‘It’s time we stopped managing poverty’ – Chief Joe Bevan


Kitselas First Nation Chief Joe Bevan.
Kitselas First Nation Chief Joe Bevan.

BY BILL PHILLIPS

bill@pgdailynews.ca

No one is more qualified to speak for the Kitselas First Nation more than Chief Joe Bevan.

And when it comes to developing major projects in the band’s traditional territory, particularly liquefied natural gas, the band is fully supportive. Bevan takes exception to outside groups and organizations who claim First Nations in the area aren’t supportive.

“If you speak to the First Nations, you speak to them direct,” he said during a break in the First Nations Major Projects Coalition conference Tuesday. “If you’re going to ask ‘how do you feel about this development?’ you need to talk to the actual chiefs. I question some of the environmental organizations who are saying First Nations oppose developments. I question all of their reports. None of them have spoken to me. For them to come into my territory and say I don’t support it almost borders on negligence.”

The band’s traditional territory is near Terrace and it has benefit agreements with both the Pacific Trails Pipeline project and LNG Canada. He adds the Pacific Trails Pipeline project is a prime example of First Nations in the area supporting development, as 16 of 17 First Nations in the area came together to support the Chevron development.

“I don’t know where these groups are getting their information from,” he said. “I would question them as where are they getting their funding from? Who’s funding you? Is it another LNG corporation down in the States?”
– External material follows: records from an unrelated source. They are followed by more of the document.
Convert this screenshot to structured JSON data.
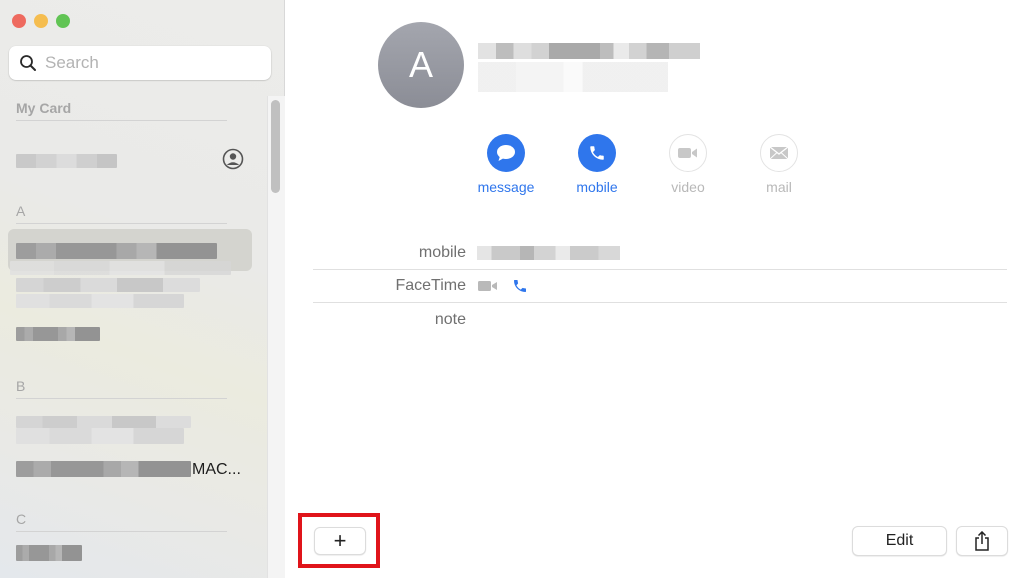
{
  "window": {
    "traffic_lights": [
      "close",
      "minimize",
      "maximize"
    ]
  },
  "sidebar": {
    "search": {
      "placeholder": "Search",
      "value": "",
      "icon": "search-icon"
    },
    "my_card_header": "My Card",
    "my_card_icon": "person-circle-icon",
    "sections": [
      {
        "letter": "A"
      },
      {
        "letter": "B"
      },
      {
        "letter": "C"
      }
    ],
    "visible_truncated_text": "MAC..."
  },
  "contact": {
    "avatar_initial": "A",
    "actions": [
      {
        "label": "message",
        "icon": "message-bubble-icon",
        "enabled": true
      },
      {
        "label": "mobile",
        "icon": "phone-icon",
        "enabled": true
      },
      {
        "label": "video",
        "icon": "video-camera-icon",
        "enabled": false
      },
      {
        "label": "mail",
        "icon": "envelope-icon",
        "enabled": false
      }
    ],
    "fields": [
      {
        "label": "mobile"
      },
      {
        "label": "FaceTime"
      },
      {
        "label": "note"
      }
    ]
  },
  "toolbar": {
    "add_label": "+",
    "edit_label": "Edit",
    "share_icon": "share-icon"
  },
  "colors": {
    "accent": "#2f76ec",
    "highlight_box": "#e0141a"
  }
}
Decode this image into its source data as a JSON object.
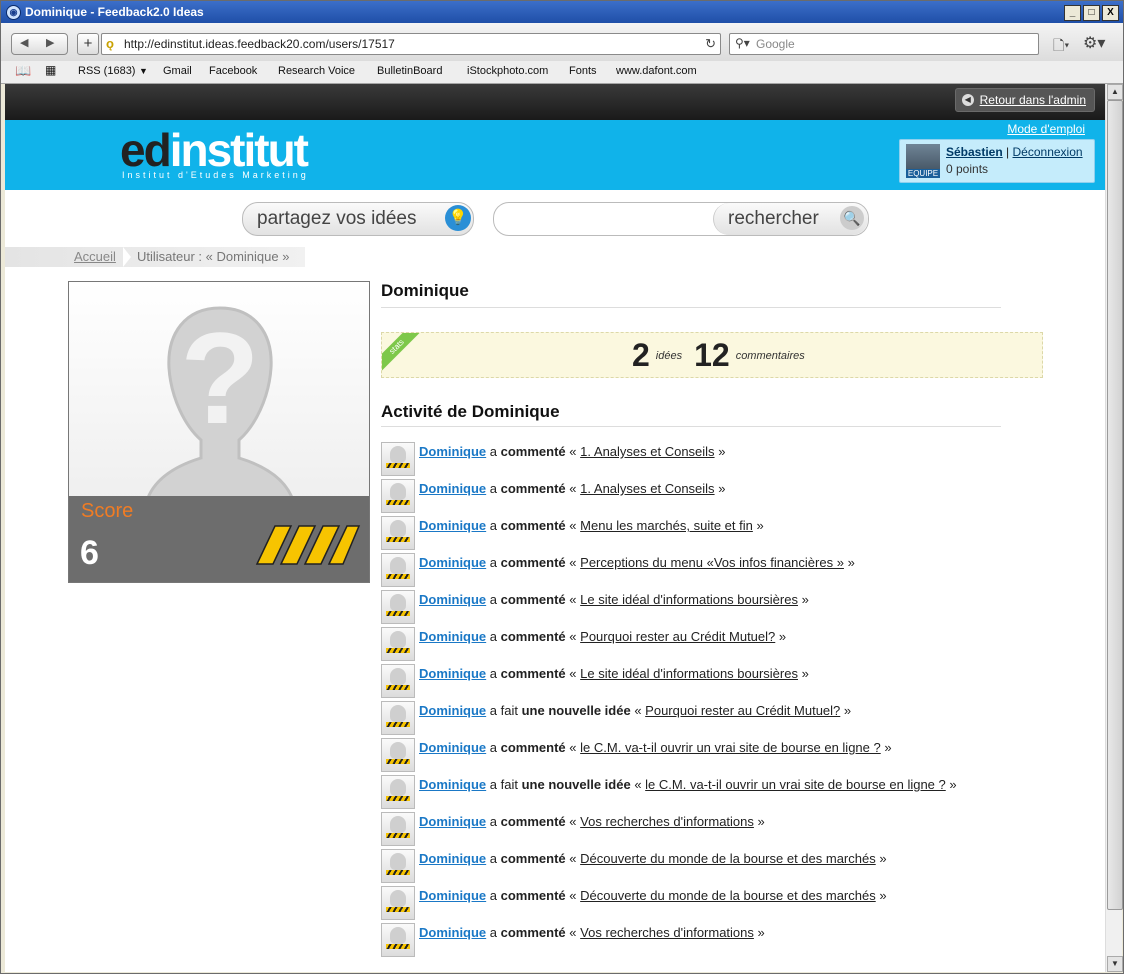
{
  "window": {
    "title": "Dominique - Feedback2.0 Ideas",
    "buttons": {
      "minimize": "_",
      "maximize": "□",
      "close": "X"
    }
  },
  "browser": {
    "url": "http://edinstitut.ideas.feedback20.com/users/17517",
    "search_placeholder": "Google",
    "bookmarks": [
      "RSS (1683)",
      "Gmail",
      "Facebook",
      "Research Voice",
      "BulletinBoard",
      "iStockphoto.com",
      "Fonts",
      "www.dafont.com"
    ]
  },
  "adminbar": {
    "back_label": "Retour dans l'admin"
  },
  "header": {
    "logo_ed": "ed",
    "logo_institut": "institut",
    "logo_tagline": "Institut d'Etudes Marketing",
    "mode_emploi": "Mode d'emploi",
    "user": {
      "name": "Sébastien",
      "separator": "|",
      "logout": "Déconnexion",
      "points": "0 points",
      "avatar_badge": "EQUIPE"
    }
  },
  "search": {
    "share_label": "partagez vos idées",
    "search_label": "rechercher"
  },
  "breadcrumb": {
    "home": "Accueil",
    "current": "Utilisateur : « Dominique »"
  },
  "profile": {
    "score_label": "Score",
    "score_value": "6",
    "score_level": 4
  },
  "main": {
    "username": "Dominique",
    "stats_ribbon": "stats",
    "ideas_count": "2",
    "ideas_label": "idées",
    "comments_count": "12",
    "comments_label": "commentaires",
    "activity_title": "Activité de Dominique"
  },
  "activity": [
    {
      "user": "Dominique",
      "verb_pre": "a ",
      "verb_bold": "commenté",
      "target": "1. Analyses et Conseils"
    },
    {
      "user": "Dominique",
      "verb_pre": "a ",
      "verb_bold": "commenté",
      "target": "1. Analyses et Conseils"
    },
    {
      "user": "Dominique",
      "verb_pre": "a ",
      "verb_bold": "commenté",
      "target": "Menu les marchés, suite et fin"
    },
    {
      "user": "Dominique",
      "verb_pre": "a ",
      "verb_bold": "commenté",
      "target": "Perceptions du menu «Vos infos financières »"
    },
    {
      "user": "Dominique",
      "verb_pre": "a ",
      "verb_bold": "commenté",
      "target": "Le site idéal d'informations boursières"
    },
    {
      "user": "Dominique",
      "verb_pre": "a ",
      "verb_bold": "commenté",
      "target": "Pourquoi rester au Crédit Mutuel?"
    },
    {
      "user": "Dominique",
      "verb_pre": "a ",
      "verb_bold": "commenté",
      "target": "Le site idéal d'informations boursières"
    },
    {
      "user": "Dominique",
      "verb_pre": "a fait ",
      "verb_bold": "une nouvelle idée",
      "target": "Pourquoi rester au Crédit Mutuel?"
    },
    {
      "user": "Dominique",
      "verb_pre": "a ",
      "verb_bold": "commenté",
      "target": "le C.M. va-t-il ouvrir un vrai site de bourse en ligne ?"
    },
    {
      "user": "Dominique",
      "verb_pre": "a fait ",
      "verb_bold": "une nouvelle idée",
      "target": "le C.M. va-t-il ouvrir un vrai site de bourse en ligne ?"
    },
    {
      "user": "Dominique",
      "verb_pre": "a ",
      "verb_bold": "commenté",
      "target": "Vos recherches d'informations"
    },
    {
      "user": "Dominique",
      "verb_pre": "a ",
      "verb_bold": "commenté",
      "target": "Découverte du monde de la bourse et des marchés"
    },
    {
      "user": "Dominique",
      "verb_pre": "a ",
      "verb_bold": "commenté",
      "target": "Découverte du monde de la bourse et des marchés"
    },
    {
      "user": "Dominique",
      "verb_pre": "a ",
      "verb_bold": "commenté",
      "target": "Vos recherches d'informations"
    }
  ],
  "colors": {
    "header_blue": "#10b3ea",
    "score_orange": "#f07c24",
    "link_blue": "#1a78c6",
    "stats_bg": "#fbf8df",
    "ribbon_green": "#7ec84a"
  }
}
Bands in the area see liquefied natural gas as a huge opportunity.

“We’ve seen the downturn in forestry and the fishing industry,” he said. “In the Terrace area we’ve always been resource extractors. This is a different resource. The Kitselas people saw it as a great opportunity. There is potential for jobs and business procurements.”

He said some of the band’s environmental concerns were addressed and there are direct benefits to the community as a whole.

“When you put that all together in a legal binding agreement, it means we would have a decent living off of these agreements,” he said. “For some of chiefs who have seen three generations from one family, under social assistance, it’s time that we stopped managing poverty and start managing wealth.”

Bevan is supportive of the tax regime brought in by the provincial government for natural gas development.

The new framework, to which LNG Canada will be subject, provides:

Relief from provincial sales tax (PST), in line with the policy for manufacturing sectors, subject to repayment in the form of an equivalent operational payment.

New GHG emission standards under the Clean Growth Incentive Program, announced in Budget 2018.

General industrial electricity rates consistent with other industrial users in B.C.

Elimination of the LNG income tax that had required LNG-specific tax rates.

“We lobbied government that things needed to change,” Bevan said. “When they had put their tax regime in place, it was a different time, it was a different market value, different global value. We suggested maybe it’s time to take a staged approach. We’re elated by that approach because what it means is maybe one of these projects will get off the ground if the prices are right.”